“This law replaces a Philadelphia prosecutor who is accountable to the city’s voters with a political appointee who is effectively accountable to no one.”

They pointed to language in the statute that says, “a special prosecutor may assert preemptive prosecutorial jurisdiction over any criminal actions…in cases in which a special prosecutor asserts preemptive prosecutorial jurisdiction under this section, no other prosecuting entity for the Commonwealth shall have authority to act, except as authorized by the special prosecutor.”

“This law replaces a Philadelphia prosecutor who is accountable to the city’s voters with a political appointee who is effectively accountable to no one,” said Claudia DePalma, senior attorney at the Public Interest Law Center. “This prosecutor would never have to face voters in the community they are appointed to oversee, unlike any other prosecutor in Pennsylvania.”
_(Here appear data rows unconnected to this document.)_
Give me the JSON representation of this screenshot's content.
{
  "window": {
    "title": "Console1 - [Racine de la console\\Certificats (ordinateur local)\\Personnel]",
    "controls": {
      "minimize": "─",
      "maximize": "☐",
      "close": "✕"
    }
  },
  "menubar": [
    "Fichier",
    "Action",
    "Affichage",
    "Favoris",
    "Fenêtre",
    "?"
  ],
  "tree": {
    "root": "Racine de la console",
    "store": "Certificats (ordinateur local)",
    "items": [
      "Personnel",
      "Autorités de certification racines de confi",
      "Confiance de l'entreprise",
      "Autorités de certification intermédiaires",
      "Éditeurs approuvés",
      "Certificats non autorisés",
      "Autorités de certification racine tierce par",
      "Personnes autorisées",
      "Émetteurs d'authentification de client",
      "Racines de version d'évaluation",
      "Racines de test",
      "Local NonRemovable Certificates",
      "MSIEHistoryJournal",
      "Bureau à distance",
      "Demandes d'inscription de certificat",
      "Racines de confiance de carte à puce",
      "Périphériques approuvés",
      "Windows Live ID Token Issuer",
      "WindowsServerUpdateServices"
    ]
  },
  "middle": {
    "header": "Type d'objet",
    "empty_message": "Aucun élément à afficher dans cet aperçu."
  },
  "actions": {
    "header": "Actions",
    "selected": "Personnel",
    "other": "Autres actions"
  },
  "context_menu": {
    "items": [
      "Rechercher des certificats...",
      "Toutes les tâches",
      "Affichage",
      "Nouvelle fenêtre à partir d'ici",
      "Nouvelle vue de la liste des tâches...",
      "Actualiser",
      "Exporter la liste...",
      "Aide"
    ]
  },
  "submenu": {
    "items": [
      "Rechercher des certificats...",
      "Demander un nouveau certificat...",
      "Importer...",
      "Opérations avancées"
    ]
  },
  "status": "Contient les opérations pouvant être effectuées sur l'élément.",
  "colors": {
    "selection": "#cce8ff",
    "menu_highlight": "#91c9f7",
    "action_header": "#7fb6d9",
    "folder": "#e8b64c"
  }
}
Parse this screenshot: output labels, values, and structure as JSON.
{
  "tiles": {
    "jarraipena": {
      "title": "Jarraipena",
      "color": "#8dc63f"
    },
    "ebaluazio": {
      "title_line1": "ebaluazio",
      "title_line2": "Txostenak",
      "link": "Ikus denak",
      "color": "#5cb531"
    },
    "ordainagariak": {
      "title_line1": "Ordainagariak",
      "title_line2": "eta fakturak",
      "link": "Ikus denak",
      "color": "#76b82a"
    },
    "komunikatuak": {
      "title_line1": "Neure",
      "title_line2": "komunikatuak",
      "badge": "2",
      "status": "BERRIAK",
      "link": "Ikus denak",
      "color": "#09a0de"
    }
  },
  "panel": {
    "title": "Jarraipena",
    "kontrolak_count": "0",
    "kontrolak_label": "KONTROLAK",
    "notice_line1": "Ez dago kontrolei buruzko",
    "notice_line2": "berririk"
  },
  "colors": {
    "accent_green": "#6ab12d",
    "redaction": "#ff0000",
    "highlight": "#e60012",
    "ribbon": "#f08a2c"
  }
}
Contrary to assertions from the proponents of Act 40, District Attorney Krasner has brought charges against individuals arrested on SEPTA in 92 percent of cases, in line with his predecessors. Krasner was reelected to a second term with 69 percent of the vote in 2021, running on a platform that included implementing policies to address over-policing in Black and Brown neighborhoods and deprioritizing prosecutions of certain low-level offenses.

“This is an example of disrespect from Harrisburg legislators towards voters in the only county in Pennsylvania where the majority of the electorate are people of color,” said Stephen Loney, Senior Supervising Attorney of the ACLU-PA. “We should not accept this attempt to nullify Philadelphia voters’ decision to elect a local official that pursues policies that some politicians hundreds of miles away dislike.”